Could nuclear weapons testing be used to preserve life, instead of representing the ultimate destruction of?
via New Scientist
Nuclear bomb tests 50 years ago have given us a conservation weapon. Determining the levels ofradioactive isotope in ivory should allow us to find out whether it is being illegally traded.
The amount of carbon-14 in the atmosphere peaked in 1962 just before the introduction of an international ban on surface testing of nuclear weapons. The rapid rise and subsequent decline of this isotope is known as the bomb curve.
Animal cells take up carbon-14 when they are formed, and because the decay rate of carbon-14 is known, the time of death can be deduced from the amount ofisotope left.
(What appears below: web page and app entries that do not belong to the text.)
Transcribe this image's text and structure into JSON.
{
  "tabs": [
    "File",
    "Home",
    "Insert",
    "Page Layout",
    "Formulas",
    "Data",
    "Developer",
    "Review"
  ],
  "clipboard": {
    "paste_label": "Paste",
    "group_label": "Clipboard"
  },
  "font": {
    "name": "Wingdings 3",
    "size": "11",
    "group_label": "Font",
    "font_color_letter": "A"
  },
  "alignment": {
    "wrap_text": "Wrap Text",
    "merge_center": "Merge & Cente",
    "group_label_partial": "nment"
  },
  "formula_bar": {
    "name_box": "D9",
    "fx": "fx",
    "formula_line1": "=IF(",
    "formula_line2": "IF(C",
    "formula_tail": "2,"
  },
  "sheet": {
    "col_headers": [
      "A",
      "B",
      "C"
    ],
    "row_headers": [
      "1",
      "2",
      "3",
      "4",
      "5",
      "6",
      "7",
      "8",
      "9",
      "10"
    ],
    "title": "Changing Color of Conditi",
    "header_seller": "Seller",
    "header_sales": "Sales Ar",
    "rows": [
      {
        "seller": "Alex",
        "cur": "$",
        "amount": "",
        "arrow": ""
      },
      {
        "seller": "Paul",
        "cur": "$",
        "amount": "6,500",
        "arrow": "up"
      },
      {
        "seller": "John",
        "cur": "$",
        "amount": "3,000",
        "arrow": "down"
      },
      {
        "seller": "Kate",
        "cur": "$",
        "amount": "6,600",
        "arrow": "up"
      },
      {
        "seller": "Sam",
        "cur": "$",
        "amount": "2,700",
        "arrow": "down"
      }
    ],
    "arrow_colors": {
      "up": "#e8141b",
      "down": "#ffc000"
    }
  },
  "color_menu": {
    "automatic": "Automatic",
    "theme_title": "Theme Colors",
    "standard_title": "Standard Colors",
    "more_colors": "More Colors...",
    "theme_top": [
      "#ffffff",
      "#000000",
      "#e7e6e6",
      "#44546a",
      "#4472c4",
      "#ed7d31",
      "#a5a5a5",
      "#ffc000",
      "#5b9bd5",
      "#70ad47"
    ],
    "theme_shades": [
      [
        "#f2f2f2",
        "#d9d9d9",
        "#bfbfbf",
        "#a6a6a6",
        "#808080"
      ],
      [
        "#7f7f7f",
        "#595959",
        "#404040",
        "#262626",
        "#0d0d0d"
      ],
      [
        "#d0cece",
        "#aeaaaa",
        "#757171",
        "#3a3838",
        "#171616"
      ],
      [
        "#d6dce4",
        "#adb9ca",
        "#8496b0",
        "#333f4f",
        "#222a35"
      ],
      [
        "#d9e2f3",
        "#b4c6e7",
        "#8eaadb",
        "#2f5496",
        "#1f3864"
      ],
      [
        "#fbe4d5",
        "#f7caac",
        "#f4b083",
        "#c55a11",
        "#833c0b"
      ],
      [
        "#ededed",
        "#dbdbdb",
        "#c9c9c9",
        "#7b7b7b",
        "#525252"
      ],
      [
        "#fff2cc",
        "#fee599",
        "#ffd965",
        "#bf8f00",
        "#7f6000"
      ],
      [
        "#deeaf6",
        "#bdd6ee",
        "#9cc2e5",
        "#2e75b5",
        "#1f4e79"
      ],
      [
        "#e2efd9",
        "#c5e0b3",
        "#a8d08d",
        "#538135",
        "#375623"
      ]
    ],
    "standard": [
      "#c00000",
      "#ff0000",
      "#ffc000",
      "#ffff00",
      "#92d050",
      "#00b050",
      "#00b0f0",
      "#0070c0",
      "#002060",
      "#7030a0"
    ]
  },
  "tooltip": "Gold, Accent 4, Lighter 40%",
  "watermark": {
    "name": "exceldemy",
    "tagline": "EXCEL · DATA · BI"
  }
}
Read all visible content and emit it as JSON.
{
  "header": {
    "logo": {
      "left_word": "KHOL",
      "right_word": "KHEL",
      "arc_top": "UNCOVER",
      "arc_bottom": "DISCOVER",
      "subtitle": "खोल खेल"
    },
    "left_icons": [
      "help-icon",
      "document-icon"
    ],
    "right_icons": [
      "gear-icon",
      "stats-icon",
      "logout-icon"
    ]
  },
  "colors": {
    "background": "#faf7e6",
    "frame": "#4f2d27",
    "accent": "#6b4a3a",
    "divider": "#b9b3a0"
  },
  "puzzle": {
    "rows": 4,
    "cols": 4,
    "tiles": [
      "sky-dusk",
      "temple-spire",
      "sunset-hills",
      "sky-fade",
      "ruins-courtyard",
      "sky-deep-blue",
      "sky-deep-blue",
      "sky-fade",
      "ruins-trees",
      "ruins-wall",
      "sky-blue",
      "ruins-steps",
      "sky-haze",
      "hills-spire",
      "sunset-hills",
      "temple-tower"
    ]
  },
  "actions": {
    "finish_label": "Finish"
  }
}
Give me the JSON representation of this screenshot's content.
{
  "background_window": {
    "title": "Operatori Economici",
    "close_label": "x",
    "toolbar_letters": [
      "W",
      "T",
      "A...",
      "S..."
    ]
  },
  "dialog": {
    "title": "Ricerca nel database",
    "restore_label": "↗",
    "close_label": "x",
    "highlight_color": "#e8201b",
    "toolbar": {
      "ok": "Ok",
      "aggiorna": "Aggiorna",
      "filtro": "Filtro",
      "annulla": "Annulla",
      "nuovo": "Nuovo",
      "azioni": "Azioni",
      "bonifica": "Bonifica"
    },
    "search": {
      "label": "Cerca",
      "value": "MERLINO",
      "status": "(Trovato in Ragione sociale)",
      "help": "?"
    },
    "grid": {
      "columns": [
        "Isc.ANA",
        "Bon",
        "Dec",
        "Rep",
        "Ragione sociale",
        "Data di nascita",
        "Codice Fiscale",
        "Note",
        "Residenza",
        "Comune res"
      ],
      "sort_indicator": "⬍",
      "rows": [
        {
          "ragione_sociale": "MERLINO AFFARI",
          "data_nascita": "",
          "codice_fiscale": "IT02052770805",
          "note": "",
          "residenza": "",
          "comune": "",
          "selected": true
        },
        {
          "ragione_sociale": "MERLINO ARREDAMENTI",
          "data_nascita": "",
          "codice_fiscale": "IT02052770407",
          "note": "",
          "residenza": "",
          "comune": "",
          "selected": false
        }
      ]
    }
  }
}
Linking the amount of carbon-14 found in organic material with the bomb curve has been used to date human tooth enamel and even regenerating brain cells.
Kevin Uno at Columbia University in Palisades, New York, and colleagues have now used the technique to test 29 samples including elephant tusks and rhino horn collected in East Africa.